Record excerpts
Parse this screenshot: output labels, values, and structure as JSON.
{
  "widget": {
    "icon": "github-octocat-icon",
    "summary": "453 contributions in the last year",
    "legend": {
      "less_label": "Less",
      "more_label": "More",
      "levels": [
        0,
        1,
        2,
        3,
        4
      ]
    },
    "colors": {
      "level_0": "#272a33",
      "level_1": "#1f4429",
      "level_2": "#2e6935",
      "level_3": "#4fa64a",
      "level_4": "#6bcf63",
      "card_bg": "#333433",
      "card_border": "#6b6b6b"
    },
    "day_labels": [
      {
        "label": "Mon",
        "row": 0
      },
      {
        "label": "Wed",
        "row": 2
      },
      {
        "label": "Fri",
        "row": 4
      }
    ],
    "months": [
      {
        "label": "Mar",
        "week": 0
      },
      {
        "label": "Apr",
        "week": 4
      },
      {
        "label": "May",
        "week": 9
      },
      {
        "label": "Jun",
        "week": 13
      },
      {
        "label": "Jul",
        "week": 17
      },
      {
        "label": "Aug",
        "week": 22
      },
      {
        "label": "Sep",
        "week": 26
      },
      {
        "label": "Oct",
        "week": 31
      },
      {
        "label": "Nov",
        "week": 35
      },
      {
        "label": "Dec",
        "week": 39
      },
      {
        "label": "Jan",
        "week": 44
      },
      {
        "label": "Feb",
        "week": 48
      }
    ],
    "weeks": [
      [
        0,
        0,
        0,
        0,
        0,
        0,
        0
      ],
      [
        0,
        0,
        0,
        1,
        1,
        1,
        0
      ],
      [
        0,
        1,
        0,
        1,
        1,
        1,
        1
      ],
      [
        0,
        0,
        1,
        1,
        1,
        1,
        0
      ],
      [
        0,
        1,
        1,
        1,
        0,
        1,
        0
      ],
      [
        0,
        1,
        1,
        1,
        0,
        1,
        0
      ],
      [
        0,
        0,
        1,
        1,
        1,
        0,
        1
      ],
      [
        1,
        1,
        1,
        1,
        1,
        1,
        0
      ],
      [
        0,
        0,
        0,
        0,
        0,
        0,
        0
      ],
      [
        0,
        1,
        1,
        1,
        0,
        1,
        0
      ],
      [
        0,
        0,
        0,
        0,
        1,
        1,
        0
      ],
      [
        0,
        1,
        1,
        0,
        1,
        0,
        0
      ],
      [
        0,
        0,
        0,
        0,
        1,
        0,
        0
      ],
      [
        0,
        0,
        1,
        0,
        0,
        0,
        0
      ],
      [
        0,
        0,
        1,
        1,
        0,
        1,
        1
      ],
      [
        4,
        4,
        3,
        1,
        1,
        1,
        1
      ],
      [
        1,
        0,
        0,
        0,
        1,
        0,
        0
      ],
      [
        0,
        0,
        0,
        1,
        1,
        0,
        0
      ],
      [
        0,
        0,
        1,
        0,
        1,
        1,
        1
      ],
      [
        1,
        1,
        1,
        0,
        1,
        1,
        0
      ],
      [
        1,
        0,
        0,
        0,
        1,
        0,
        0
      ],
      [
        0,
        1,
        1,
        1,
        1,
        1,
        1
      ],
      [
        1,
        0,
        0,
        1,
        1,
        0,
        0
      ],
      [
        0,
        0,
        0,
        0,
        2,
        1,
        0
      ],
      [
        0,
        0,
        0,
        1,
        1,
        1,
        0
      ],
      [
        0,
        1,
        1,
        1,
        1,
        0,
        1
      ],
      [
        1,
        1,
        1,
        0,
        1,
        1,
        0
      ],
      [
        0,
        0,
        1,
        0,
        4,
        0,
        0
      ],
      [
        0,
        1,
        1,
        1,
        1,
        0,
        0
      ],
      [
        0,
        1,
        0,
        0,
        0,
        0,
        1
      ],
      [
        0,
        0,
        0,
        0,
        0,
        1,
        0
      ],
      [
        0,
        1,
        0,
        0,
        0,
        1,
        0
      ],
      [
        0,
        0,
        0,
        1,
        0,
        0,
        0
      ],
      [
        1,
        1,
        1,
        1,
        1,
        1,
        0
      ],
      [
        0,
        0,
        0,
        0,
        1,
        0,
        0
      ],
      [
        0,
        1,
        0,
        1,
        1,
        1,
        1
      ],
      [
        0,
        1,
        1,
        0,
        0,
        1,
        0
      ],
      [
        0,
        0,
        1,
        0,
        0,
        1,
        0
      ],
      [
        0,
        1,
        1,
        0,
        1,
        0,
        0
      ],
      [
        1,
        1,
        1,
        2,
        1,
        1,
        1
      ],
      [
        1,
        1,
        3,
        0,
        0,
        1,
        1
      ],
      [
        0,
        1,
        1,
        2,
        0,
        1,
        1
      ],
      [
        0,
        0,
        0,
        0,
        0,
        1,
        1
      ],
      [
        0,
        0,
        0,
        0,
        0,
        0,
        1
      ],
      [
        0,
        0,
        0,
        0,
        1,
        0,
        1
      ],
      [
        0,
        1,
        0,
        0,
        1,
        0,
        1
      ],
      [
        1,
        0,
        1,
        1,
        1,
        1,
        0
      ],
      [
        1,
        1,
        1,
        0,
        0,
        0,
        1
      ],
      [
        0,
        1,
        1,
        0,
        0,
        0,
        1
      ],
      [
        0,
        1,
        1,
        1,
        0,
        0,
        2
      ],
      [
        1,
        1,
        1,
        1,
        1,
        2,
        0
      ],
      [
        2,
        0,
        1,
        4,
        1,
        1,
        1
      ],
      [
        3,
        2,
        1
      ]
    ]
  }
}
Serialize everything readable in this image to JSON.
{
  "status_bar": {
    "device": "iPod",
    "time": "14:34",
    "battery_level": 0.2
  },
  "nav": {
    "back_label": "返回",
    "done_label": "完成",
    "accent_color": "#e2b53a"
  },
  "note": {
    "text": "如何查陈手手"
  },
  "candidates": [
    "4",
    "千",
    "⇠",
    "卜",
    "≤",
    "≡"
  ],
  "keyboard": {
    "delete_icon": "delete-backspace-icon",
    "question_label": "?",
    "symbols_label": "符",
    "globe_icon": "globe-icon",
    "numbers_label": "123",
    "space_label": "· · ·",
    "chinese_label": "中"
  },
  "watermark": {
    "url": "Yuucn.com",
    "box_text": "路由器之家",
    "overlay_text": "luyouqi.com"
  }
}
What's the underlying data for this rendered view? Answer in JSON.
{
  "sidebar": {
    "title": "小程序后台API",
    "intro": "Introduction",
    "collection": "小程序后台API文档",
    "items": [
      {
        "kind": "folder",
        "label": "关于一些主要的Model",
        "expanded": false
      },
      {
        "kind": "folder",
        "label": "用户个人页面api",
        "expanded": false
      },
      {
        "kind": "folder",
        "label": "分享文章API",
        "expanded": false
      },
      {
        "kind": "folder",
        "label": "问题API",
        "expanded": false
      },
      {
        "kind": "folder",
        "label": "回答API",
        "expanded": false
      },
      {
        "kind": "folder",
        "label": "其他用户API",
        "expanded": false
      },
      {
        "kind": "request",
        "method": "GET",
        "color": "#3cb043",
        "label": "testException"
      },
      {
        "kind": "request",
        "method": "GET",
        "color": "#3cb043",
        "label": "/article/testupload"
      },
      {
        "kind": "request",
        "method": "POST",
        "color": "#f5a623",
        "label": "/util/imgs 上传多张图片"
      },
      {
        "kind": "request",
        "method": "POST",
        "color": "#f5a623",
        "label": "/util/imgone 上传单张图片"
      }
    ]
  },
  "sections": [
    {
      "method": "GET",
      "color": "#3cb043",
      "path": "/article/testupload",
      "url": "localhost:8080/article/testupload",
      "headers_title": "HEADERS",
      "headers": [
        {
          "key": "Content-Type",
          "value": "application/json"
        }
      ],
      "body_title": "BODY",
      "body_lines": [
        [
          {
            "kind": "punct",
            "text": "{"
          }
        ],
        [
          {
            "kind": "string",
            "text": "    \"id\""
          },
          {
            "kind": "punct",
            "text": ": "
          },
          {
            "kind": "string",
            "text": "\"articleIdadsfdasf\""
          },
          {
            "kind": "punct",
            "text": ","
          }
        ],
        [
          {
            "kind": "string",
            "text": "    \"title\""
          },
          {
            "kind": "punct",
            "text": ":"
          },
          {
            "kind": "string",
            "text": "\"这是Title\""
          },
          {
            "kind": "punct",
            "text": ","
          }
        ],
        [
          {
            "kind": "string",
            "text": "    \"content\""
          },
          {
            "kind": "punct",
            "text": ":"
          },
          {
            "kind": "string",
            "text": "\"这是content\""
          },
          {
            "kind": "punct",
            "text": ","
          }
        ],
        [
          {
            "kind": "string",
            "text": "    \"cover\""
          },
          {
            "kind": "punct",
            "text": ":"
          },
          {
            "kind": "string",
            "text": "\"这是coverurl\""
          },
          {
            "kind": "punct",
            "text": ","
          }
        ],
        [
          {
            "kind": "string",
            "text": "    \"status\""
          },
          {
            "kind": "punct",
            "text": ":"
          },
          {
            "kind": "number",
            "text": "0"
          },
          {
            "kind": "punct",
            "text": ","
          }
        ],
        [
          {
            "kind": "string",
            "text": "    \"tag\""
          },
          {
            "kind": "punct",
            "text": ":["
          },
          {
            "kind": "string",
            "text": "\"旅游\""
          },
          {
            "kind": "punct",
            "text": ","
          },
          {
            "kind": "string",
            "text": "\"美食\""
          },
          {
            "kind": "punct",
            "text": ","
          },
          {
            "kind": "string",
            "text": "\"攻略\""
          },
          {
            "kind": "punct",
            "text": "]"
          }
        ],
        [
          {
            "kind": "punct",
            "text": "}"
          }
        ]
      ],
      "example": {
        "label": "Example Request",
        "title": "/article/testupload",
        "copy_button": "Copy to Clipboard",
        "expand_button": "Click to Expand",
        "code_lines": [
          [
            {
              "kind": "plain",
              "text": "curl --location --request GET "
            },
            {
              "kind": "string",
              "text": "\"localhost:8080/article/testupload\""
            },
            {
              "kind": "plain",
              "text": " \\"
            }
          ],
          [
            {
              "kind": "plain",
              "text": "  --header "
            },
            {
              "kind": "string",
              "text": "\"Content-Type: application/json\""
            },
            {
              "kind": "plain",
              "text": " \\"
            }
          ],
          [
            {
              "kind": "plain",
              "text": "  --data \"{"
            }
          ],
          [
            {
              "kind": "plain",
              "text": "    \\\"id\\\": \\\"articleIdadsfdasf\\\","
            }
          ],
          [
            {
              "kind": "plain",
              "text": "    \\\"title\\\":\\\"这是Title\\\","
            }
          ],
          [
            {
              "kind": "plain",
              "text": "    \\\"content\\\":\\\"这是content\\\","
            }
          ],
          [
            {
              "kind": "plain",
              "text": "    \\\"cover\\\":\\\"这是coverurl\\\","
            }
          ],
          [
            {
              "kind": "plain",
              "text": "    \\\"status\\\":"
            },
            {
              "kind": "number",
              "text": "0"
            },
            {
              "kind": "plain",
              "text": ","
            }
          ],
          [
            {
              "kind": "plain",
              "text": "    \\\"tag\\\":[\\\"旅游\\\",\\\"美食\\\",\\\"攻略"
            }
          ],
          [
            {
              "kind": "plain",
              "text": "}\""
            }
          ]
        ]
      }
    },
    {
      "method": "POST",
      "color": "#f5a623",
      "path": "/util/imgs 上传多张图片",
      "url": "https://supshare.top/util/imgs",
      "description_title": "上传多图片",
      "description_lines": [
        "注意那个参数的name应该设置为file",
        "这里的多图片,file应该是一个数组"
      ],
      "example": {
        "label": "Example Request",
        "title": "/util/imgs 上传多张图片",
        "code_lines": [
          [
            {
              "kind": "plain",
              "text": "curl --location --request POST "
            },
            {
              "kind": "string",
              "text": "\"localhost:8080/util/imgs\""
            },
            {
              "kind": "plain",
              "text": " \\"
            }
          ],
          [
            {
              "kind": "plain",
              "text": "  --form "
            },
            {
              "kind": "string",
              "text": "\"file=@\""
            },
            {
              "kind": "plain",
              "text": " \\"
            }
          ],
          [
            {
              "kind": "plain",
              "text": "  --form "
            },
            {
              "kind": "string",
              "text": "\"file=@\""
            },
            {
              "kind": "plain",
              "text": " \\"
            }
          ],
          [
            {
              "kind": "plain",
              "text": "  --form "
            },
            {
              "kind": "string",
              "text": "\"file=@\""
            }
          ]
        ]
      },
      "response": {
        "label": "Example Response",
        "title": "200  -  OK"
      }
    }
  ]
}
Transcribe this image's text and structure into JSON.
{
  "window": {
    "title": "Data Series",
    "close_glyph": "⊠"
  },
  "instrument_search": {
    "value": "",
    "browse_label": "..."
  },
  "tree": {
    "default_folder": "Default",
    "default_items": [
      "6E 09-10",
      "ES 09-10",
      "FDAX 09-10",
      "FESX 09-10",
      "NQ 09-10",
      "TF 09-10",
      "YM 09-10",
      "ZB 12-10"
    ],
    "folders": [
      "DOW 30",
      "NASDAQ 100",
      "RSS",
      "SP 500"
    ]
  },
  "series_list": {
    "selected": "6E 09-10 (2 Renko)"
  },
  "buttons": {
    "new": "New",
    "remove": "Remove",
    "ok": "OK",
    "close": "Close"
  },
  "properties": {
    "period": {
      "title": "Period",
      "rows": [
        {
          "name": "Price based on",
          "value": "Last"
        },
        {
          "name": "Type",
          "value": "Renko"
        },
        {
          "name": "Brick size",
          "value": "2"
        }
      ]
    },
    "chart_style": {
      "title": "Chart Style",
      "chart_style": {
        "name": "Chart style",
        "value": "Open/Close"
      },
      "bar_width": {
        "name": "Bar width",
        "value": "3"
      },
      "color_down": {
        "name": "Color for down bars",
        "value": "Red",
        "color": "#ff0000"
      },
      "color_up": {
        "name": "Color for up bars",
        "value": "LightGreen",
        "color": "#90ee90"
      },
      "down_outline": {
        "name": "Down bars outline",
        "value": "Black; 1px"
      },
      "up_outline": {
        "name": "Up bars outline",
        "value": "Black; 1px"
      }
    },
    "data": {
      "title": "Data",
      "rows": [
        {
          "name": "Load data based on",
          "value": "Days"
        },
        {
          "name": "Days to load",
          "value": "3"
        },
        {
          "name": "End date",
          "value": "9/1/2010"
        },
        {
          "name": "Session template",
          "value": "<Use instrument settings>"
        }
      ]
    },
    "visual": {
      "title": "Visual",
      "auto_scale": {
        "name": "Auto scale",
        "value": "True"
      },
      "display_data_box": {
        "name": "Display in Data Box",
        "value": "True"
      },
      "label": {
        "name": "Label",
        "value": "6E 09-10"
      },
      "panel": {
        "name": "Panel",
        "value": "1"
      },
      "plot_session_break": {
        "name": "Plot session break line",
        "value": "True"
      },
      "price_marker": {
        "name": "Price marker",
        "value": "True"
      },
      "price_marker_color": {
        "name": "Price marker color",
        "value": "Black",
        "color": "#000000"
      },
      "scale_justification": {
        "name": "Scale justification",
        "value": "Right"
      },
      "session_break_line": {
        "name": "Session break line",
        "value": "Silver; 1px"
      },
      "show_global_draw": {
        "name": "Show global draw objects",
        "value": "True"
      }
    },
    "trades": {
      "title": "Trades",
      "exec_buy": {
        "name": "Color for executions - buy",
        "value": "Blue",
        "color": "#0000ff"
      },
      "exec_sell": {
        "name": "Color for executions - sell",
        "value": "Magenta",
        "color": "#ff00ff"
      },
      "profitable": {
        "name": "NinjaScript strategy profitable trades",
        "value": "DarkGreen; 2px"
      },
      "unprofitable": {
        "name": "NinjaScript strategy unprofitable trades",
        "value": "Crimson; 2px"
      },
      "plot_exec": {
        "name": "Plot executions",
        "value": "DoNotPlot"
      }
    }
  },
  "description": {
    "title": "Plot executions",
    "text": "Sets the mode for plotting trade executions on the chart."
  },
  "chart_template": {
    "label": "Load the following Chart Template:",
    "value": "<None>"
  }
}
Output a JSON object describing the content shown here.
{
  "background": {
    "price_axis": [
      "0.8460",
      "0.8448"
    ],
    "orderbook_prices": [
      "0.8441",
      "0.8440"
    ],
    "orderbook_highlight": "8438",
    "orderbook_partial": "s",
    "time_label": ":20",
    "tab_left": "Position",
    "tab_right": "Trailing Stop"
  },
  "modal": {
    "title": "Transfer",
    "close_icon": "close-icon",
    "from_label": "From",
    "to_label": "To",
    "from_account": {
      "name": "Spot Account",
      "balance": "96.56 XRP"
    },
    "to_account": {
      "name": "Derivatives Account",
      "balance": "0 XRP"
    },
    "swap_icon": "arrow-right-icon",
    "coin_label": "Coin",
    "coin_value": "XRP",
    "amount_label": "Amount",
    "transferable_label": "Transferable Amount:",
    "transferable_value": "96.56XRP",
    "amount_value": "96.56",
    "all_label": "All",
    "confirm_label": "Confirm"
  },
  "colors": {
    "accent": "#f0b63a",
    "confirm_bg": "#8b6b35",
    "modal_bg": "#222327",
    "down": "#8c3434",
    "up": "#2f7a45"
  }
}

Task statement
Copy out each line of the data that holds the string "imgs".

Reply to the task
        "label": "/util/imgs 上传多张图片"
      "path": "/util/imgs 上传多张图片",
      "url": "https://supshare.top/util/imgs",
        "title": "/util/imgs 上传多张图片",
              "text": "\"localhost:8080/util/imgs\""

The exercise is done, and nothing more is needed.